Scenarios describe possible future developments. They can be used in an exploratory manner or for a scientific assessment in order to understand the functioning of an investigated system (Carpenter et al., 2005).
In the context of the IPCC assessments, scenarios are directed at exploring possible future emissions pathways, their main underlying driving forces and how these might be affected by policy interventions. The IPCC evaluation of emissions scenarios in 1994 identified four main purposes of emissions scenarios (Alcamo et al., 1995):
- To provide input for evaluating climatic and environmental consequences of alternative future GHG emissions in the absence of specific measures to reduce such emissions or enhance GHG sinks.
- To provide similar input for cases with specific alternative policy interventions to reduce GHG emissions and enhance sinks.
- To provide input for assessing mitigation and adaptation possibilities, and their costs, in different regions and economic sectors.
- To provide input to negotiations of possible agreements to reduce GHG emissions.

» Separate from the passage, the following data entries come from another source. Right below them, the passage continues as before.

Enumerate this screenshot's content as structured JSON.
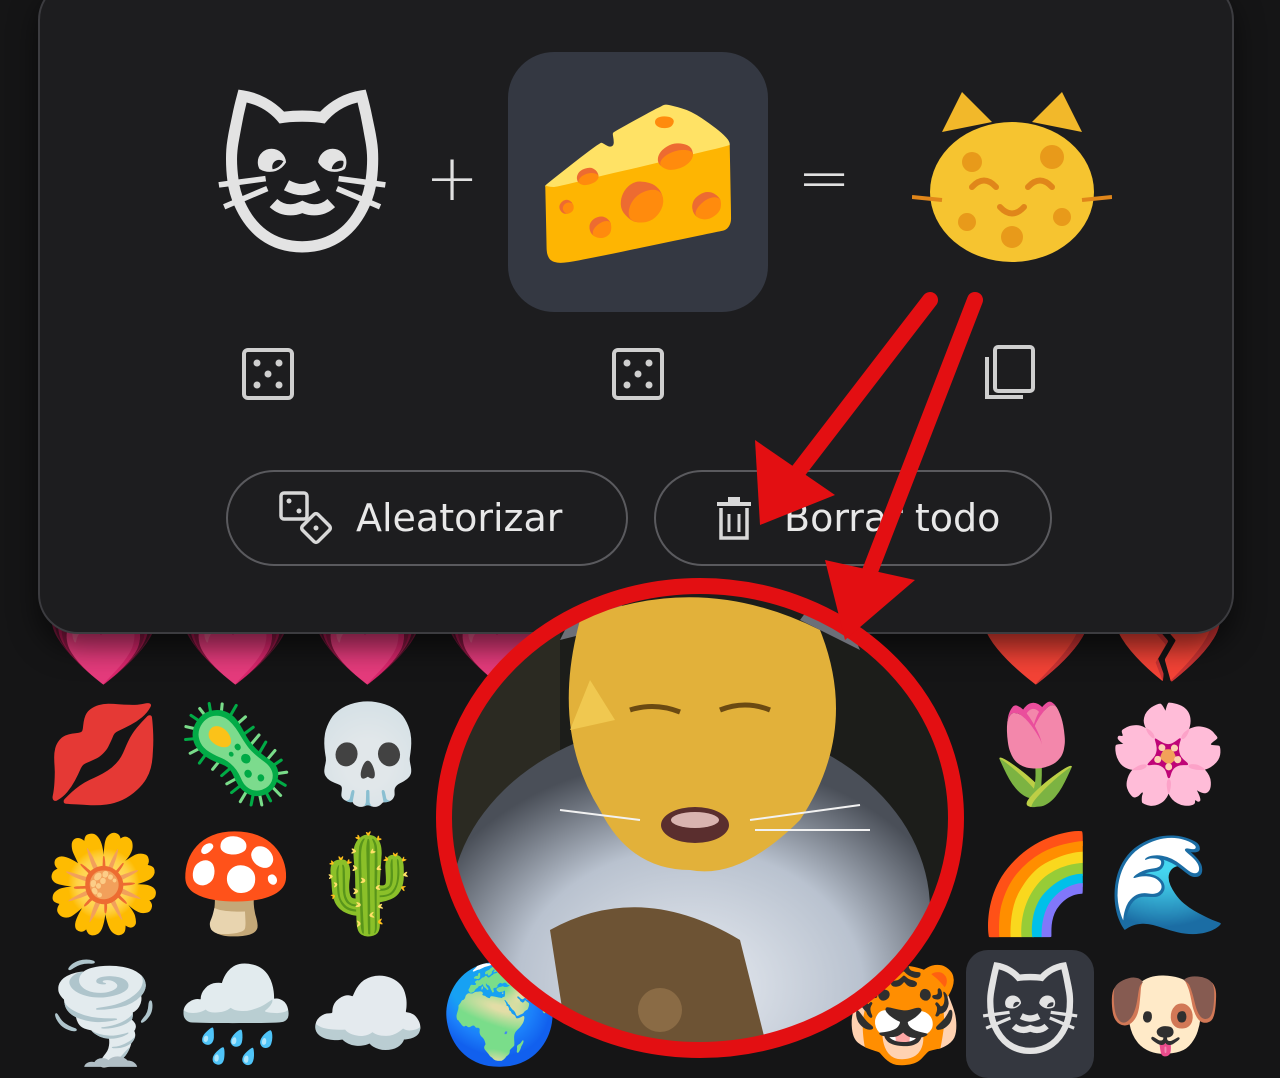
{
  "mixer": {
    "first_emoji": "🐱",
    "plus_sign": "+",
    "second_emoji": "🧀",
    "equals_sign": "=",
    "result_emoji": "🐱🧀",
    "randomize_label": "Aleatorizar",
    "clear_label": "Borrar todo"
  },
  "picker": {
    "rows": [
      [
        "💋",
        "🦠",
        "💀",
        "🌷",
        "🌸"
      ],
      [
        "🌼",
        "🍄",
        "🌵",
        "🌈",
        "🌊"
      ],
      [
        "🌪️",
        "🌧️",
        "☁️",
        "🌍",
        "🐯",
        "🐱",
        "🐶"
      ]
    ],
    "selected_emoji": "🐱",
    "partial_top_row": [
      "💗",
      "💗",
      "💗",
      "💗",
      "❤️",
      "💔"
    ]
  },
  "colors": {
    "background": "#151516",
    "card": "#1d1d1f",
    "selected_tile": "#343842",
    "annotation_red": "#e30f12"
  },
  "icons": {
    "first_slot_action": "dice-icon",
    "second_slot_action": "dice-icon",
    "result_action": "copy-icon",
    "randomize_button": "dice-pair-icon",
    "clear_button": "trash-icon"
  }
}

Scenario definitions in the literature differ depending on the purpose of the scenarios and how they were developed. The SRES report (Nakicenovic et al., 2000) defines a scenario as a plausible description of how the future might develop, based on a coherent and internally consistent set of assumptions (‘scenario logic’) about the key relationships and driving forces (e.g. rate of technology change or prices). Some studies in the literature apply the term ‘scenario’ to ‘best-guess’ or forecast types of projections. Such studies do not aim primarily at exploring alternative futures, but rather at identifying ‘most likely’ outcomes. Probabilistic studies represent a different approach, in which the range of outcomes is based on a consistent estimate of the probability density function (PDF) for crucial input parameters. In these cases, outcomes are associated with an explicit estimate of likelihood, albeit one with a substantial subjective component. Examples include probabilistic projections for population (Lutz and Sanderson, 2001) and CO2 emissions (Webster et al., 2002, 2003; O’Neill, 2004).